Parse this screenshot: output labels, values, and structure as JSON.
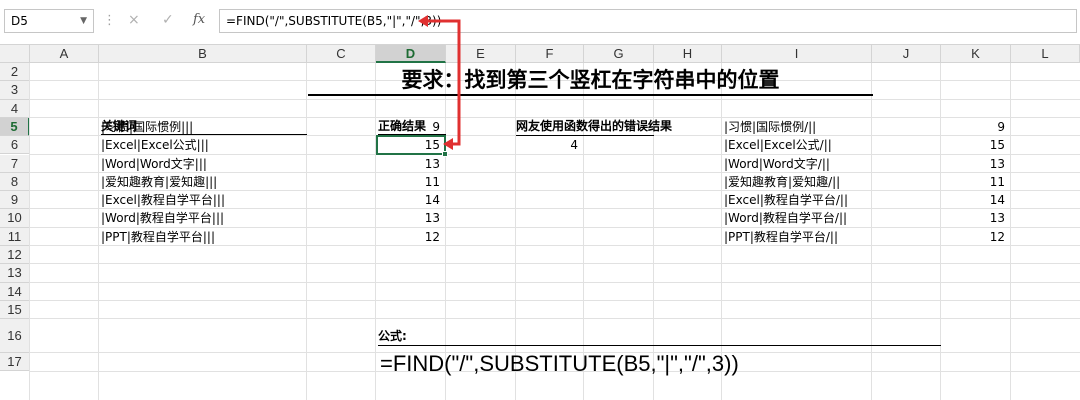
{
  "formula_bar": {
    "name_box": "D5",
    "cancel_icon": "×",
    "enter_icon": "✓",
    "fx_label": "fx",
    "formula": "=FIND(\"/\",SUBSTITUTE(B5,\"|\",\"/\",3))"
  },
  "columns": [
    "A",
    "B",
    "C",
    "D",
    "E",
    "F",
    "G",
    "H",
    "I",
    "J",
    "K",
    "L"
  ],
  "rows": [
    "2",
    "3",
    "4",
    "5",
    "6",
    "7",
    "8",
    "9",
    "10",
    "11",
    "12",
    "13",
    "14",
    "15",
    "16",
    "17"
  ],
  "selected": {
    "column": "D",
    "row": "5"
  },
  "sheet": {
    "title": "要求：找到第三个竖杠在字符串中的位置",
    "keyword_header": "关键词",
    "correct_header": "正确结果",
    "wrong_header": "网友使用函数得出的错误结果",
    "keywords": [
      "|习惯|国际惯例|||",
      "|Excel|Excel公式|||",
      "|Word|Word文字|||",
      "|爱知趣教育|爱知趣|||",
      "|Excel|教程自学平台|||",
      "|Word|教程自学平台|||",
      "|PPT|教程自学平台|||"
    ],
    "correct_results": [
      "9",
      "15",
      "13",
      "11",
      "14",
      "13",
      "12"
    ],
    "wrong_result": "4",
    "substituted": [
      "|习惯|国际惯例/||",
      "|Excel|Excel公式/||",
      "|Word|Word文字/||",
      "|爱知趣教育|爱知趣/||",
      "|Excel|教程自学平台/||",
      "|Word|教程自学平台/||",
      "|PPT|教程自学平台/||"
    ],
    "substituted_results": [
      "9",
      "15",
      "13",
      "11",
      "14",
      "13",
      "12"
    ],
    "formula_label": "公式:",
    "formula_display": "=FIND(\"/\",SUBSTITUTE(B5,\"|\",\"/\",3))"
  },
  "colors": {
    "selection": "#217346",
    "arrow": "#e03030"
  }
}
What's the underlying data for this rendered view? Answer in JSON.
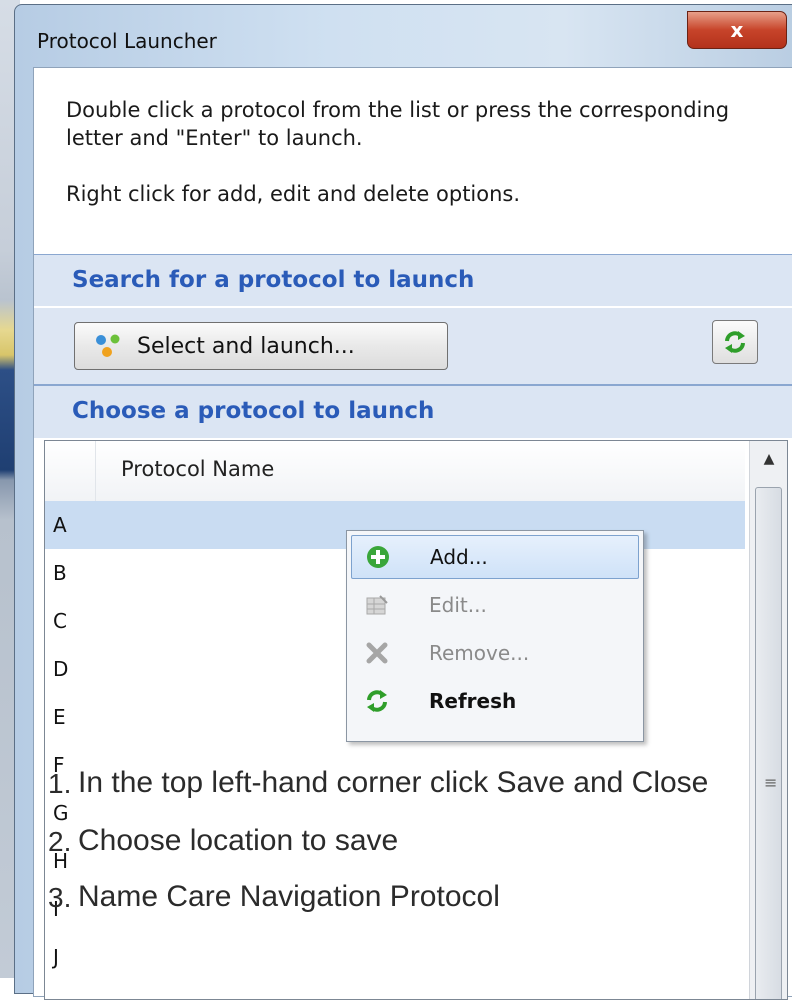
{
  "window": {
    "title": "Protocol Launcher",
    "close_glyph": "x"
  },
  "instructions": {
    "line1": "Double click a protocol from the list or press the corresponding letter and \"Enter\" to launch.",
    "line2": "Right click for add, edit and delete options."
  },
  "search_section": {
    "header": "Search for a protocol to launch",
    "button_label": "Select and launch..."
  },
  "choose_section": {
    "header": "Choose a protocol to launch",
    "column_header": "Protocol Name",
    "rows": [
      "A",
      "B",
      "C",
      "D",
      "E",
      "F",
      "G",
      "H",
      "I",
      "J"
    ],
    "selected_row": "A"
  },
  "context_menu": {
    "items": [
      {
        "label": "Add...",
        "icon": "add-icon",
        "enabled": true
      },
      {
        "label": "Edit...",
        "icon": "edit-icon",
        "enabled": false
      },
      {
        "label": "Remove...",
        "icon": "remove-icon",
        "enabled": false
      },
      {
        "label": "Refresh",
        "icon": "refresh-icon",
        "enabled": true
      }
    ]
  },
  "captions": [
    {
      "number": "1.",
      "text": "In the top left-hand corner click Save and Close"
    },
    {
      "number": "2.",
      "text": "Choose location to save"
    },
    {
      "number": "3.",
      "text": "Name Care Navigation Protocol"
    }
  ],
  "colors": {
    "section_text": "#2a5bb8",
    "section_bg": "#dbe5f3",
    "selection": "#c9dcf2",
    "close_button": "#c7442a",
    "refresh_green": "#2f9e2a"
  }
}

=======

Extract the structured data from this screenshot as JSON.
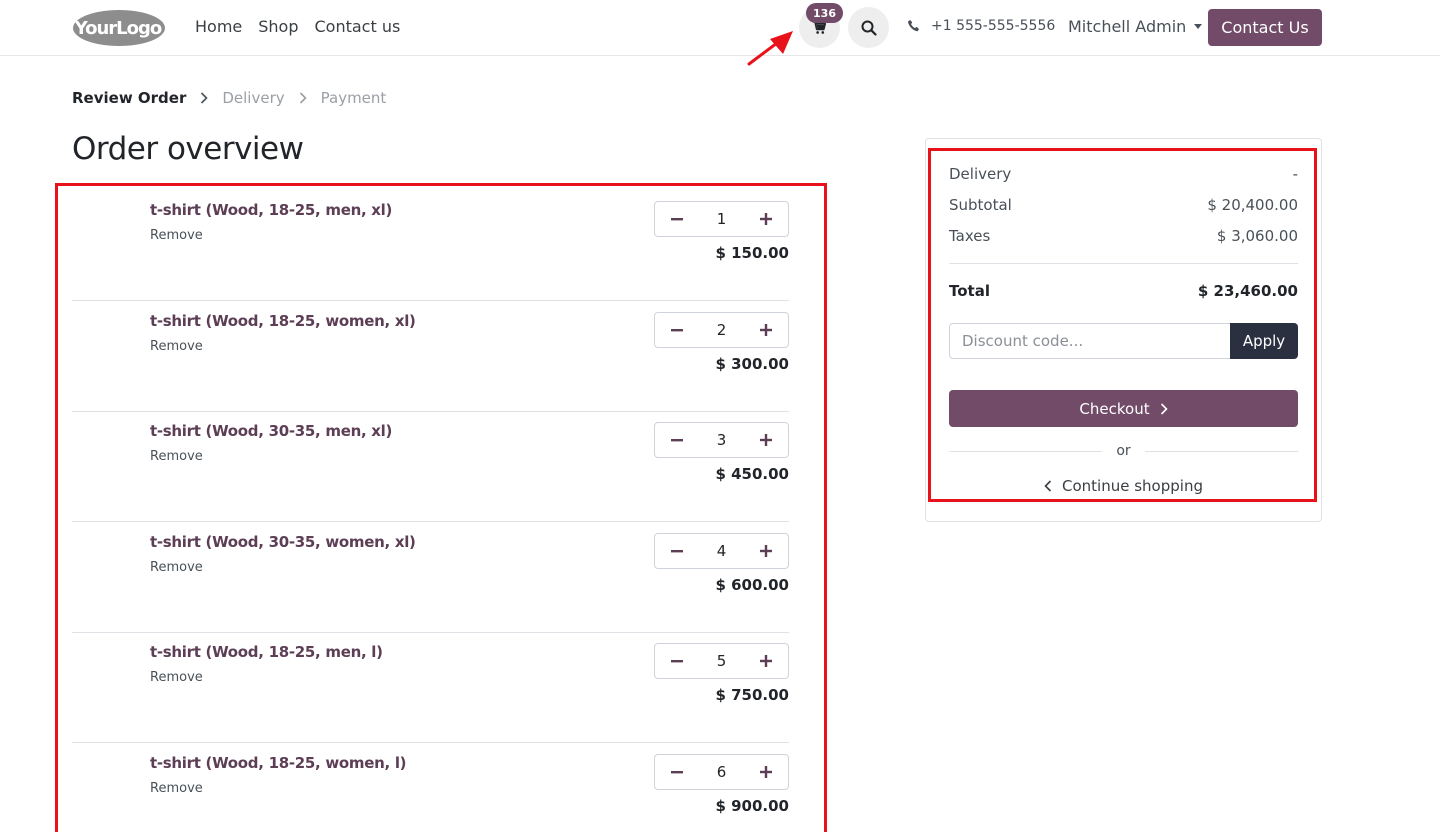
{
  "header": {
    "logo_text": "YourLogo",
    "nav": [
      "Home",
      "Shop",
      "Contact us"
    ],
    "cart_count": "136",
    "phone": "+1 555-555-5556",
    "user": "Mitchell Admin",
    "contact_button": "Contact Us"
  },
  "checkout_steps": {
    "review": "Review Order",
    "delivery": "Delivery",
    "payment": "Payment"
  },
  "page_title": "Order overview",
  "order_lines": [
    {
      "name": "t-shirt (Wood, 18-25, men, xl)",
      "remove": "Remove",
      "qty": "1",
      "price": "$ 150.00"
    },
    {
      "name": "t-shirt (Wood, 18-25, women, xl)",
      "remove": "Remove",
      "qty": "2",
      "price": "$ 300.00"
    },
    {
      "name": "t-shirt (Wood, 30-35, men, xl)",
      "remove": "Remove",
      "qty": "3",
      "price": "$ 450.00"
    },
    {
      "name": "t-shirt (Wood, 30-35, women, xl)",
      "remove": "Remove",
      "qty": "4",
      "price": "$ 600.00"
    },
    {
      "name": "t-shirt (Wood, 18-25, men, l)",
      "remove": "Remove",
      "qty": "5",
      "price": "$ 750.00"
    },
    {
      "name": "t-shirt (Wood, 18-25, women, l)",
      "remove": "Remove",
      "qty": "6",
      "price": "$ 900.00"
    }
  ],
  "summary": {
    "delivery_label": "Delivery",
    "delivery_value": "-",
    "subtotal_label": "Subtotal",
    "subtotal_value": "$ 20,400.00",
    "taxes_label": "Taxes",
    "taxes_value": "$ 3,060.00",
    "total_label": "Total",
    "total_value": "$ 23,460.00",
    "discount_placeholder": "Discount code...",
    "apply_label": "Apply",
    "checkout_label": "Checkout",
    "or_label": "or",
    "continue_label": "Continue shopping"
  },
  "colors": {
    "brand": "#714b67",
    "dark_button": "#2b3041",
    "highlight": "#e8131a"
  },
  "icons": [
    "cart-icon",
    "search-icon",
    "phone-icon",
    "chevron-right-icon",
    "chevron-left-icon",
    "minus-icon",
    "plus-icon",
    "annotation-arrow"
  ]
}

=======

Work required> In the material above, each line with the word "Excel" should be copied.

Solved exercise>
      "|Excel|Excel公式|||",
      "|Excel|教程自学平台|||",
      "|Excel|Excel公式/||",
      "|Excel|教程自学平台/||",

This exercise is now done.